The conventional TXV is controlled by springs, bellows, and push rods. (See Figure 1.) The spring force is a closing force on the TXV. The evaporator pressure, which acts under the thermostatic element's diaphragm, is also a closing force. An opening force is the remote bulb force, which acts on top of the thermostatic element's diaphragm.
There is also a liquid force from the liquid line, which acts on the face of the needle valve and has a tendency to open the valve. However, this force is cancelled out when using a balanced port TXV. Working together, these forces maintain a constant evaporator superheat in a refrigeration system. There are no electronic devices associated with a conventional TXV.
Step motors can run at 200 steps per second and can return to their exact position very quickly. The controller remembers the number of step signals sent by the controller. This makes it possible for the controller to return the valve to any previous position at any time. This gives the valve very accurate control of refrigerant that flows through it. Most of these EEVs have 1,596 steps of control and each step is 0.0000783 inches.
Pressure transducers can also be wired to the controller for pressure/temperature and superheat control. Pressure transducers generally have three wires. Two wires supply power and the third is an output signal. Generally, as system pressure increases, the voltage sent out by the signal wire will increase. The controller uses this voltage to calculate the temperature of the refrigerant with the use of a pressure/temperature table programmed into the controller.
A combination of compressor floodback protection and the ability to maintain refrigerator case discharge air temperature set point control makes the EEV useful in many diverse applications. Some EEV controllers can also be programmed for custom control applications.
Next month: Advanced aspects of EEVs will be covered in the Sept. 6 issue of The News.

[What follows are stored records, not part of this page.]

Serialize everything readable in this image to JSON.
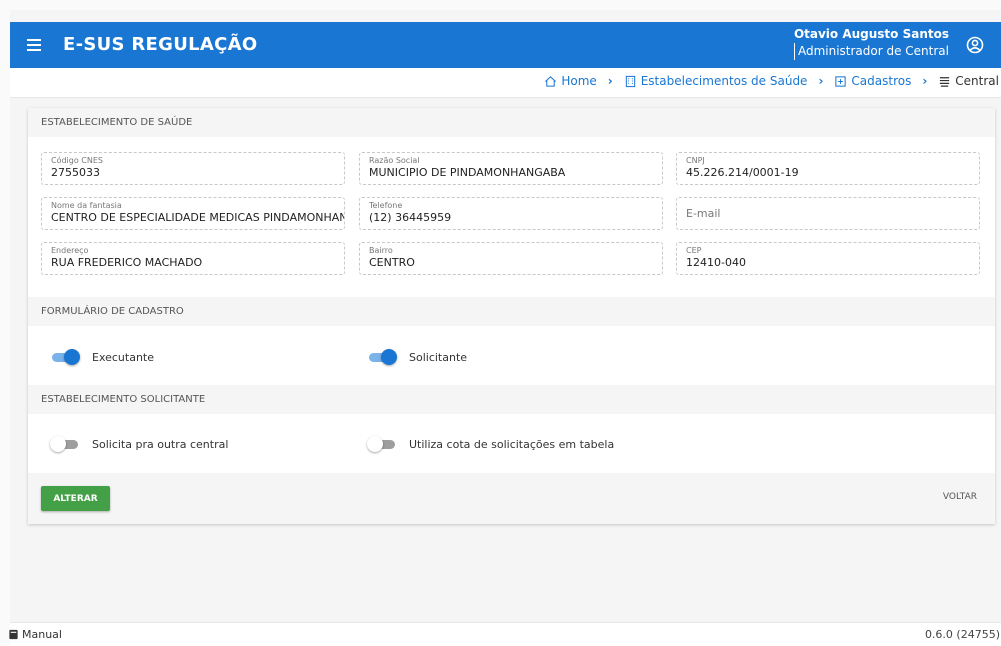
{
  "app": {
    "title": "E-SUS REGULAÇÃO",
    "user_name": "Otavio Augusto Santos",
    "user_role": "Administrador de Central"
  },
  "breadcrumb": [
    {
      "label": "Home",
      "icon": "home-icon"
    },
    {
      "label": "Estabelecimentos de Saúde",
      "icon": "building-icon"
    },
    {
      "label": "Cadastros",
      "icon": "plus-box-icon"
    },
    {
      "label": "Central",
      "icon": "server-icon"
    }
  ],
  "sections": {
    "estabelecimento": "ESTABELECIMENTO DE SAÚDE",
    "formulario": "FORMULÁRIO DE CADASTRO",
    "solicitante": "ESTABELECIMENTO SOLICITANTE"
  },
  "fields": {
    "cnes": {
      "label": "Código CNES",
      "value": "2755033"
    },
    "razao_social": {
      "label": "Razão Social",
      "value": "MUNICIPIO DE PINDAMONHANGABA"
    },
    "cnpj": {
      "label": "CNPJ",
      "value": "45.226.214/0001-19"
    },
    "nome_fantasia": {
      "label": "Nome da fantasia",
      "value": "CENTRO DE ESPECIALIDADE MEDICAS PINDAMONHAN"
    },
    "telefone": {
      "label": "Telefone",
      "value": "(12) 36445959"
    },
    "email": {
      "placeholder": "E-mail"
    },
    "endereco": {
      "label": "Endereço",
      "value": "RUA FREDERICO MACHADO"
    },
    "bairro": {
      "label": "Bairro",
      "value": "CENTRO"
    },
    "cep": {
      "label": "CEP",
      "value": "12410-040"
    }
  },
  "toggles": {
    "executante": {
      "label": "Executante",
      "on": true
    },
    "solicitante": {
      "label": "Solicitante",
      "on": true
    },
    "outra_central": {
      "label": "Solicita pra outra central",
      "on": false
    },
    "cota": {
      "label": "Utiliza cota de solicitações em tabela",
      "on": false
    }
  },
  "actions": {
    "alterar": "ALTERAR",
    "voltar": "VOLTAR"
  },
  "footer": {
    "manual": "Manual",
    "version": "0.6.0 (24755)"
  },
  "colors": {
    "primary": "#1976d2",
    "success": "#43a047",
    "background": "#f5f5f5"
  }
}
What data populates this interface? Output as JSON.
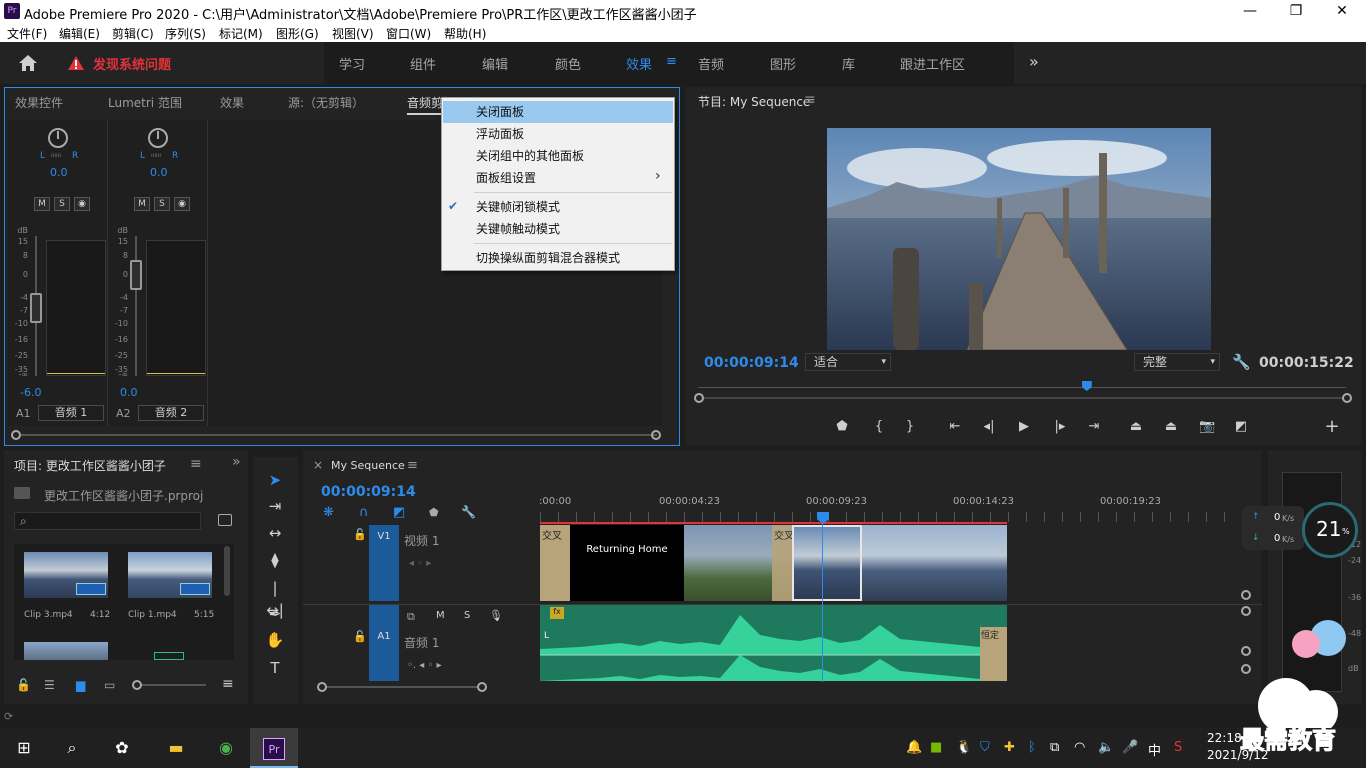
{
  "title_bar": {
    "app_icon": "Pr",
    "title": "Adobe Premiere Pro 2020 - C:\\用户\\Administrator\\文档\\Adobe\\Premiere Pro\\PR工作区\\更改工作区酱酱小团子",
    "minimize": "—",
    "maximize": "❐",
    "close": "✕"
  },
  "menu": [
    "文件(F)",
    "编辑(E)",
    "剪辑(C)",
    "序列(S)",
    "标记(M)",
    "图形(G)",
    "视图(V)",
    "窗口(W)",
    "帮助(H)"
  ],
  "workspace": {
    "home_icon": "home-icon",
    "alert_text": "发现系统问题",
    "tabs": [
      "学习",
      "组件",
      "编辑",
      "颜色",
      "效果",
      "音频",
      "图形",
      "库",
      "跟进工作区"
    ],
    "active": "效果",
    "more": "»"
  },
  "source_panel": {
    "tabs": [
      "效果控件",
      "Lumetri 范围",
      "效果",
      "源:（无剪辑）",
      "音频剪辑混合器"
    ],
    "active_tab": "音频剪辑混合器"
  },
  "mixer": {
    "channels": [
      {
        "id": "A1",
        "name": "音频 1",
        "pan": "0.0",
        "level": "-6.0",
        "L": "L",
        "R": "R"
      },
      {
        "id": "A2",
        "name": "音频 2",
        "pan": "0.0",
        "level": "0.0",
        "L": "L",
        "R": "R"
      }
    ],
    "btn_m": "M",
    "btn_s": "S",
    "btn_r": "◉",
    "db_scale": [
      "dB",
      "15",
      "8",
      "0",
      "-4",
      "-7",
      "-10",
      "-16",
      "-25",
      "-35",
      "-∞"
    ]
  },
  "context_menu": {
    "items": [
      "关闭面板",
      "浮动面板",
      "关闭组中的其他面板",
      "面板组设置",
      "关键帧闭锁模式",
      "关键帧触动模式",
      "切换操纵面剪辑混合器模式"
    ],
    "submenu_arrow": "›",
    "check": "✔"
  },
  "program": {
    "title": "节目: My Sequence",
    "menu_icon": "≡",
    "timecode": "00:00:09:14",
    "fit": "适合",
    "quality": "完整",
    "duration": "00:00:15:22",
    "playhead_fraction": 0.6
  },
  "project": {
    "title": "项目: 更改工作区酱酱小团子",
    "project_file": "更改工作区酱酱小团子.prproj",
    "search_placeholder": "",
    "clips": [
      {
        "name": "Clip 3.mp4",
        "duration": "4:12"
      },
      {
        "name": "Clip 1.mp4",
        "duration": "5:15"
      }
    ],
    "more": "»"
  },
  "timeline": {
    "tab": "My Sequence",
    "close": "×",
    "timecode": "00:00:09:14",
    "ruler": [
      ":00:00",
      "00:00:04:23",
      "00:00:09:23",
      "00:00:14:23",
      "00:00:19:23"
    ],
    "v1": {
      "id": "V1",
      "name": "视频 1",
      "clips": [
        {
          "label": "交叉",
          "type": "transition"
        },
        {
          "label": "Returning Home",
          "type": "title"
        },
        {
          "label": "交叉溶",
          "type": "transition"
        }
      ]
    },
    "a1": {
      "id": "A1",
      "name": "音频 1",
      "m": "M",
      "s": "S",
      "fx": "fx",
      "constant": "恒定",
      "L": "L"
    }
  },
  "meter_overlay": {
    "up": "0",
    "down": "0",
    "unit": "K/s",
    "percent": "21",
    "pct": "%"
  },
  "right_meter_scale": [
    "-12",
    "-24",
    "-36",
    "-48",
    "dB"
  ],
  "taskbar": {
    "time": "22:18",
    "date": "2021/9/12",
    "ime": "中",
    "watermark": "最需教育"
  }
}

John Tomczyk is a professor of HVACR at Ferris State University, Big Rapids, Mich., and the author of Troubleshooting and Servicing Modern Air Conditioning & Refrigeration Systems, published by ESCO Press. To order, call 800-726-9696. Tomczyk can be reached by e-mail at email@example.com.
Publication date: 08/02/2004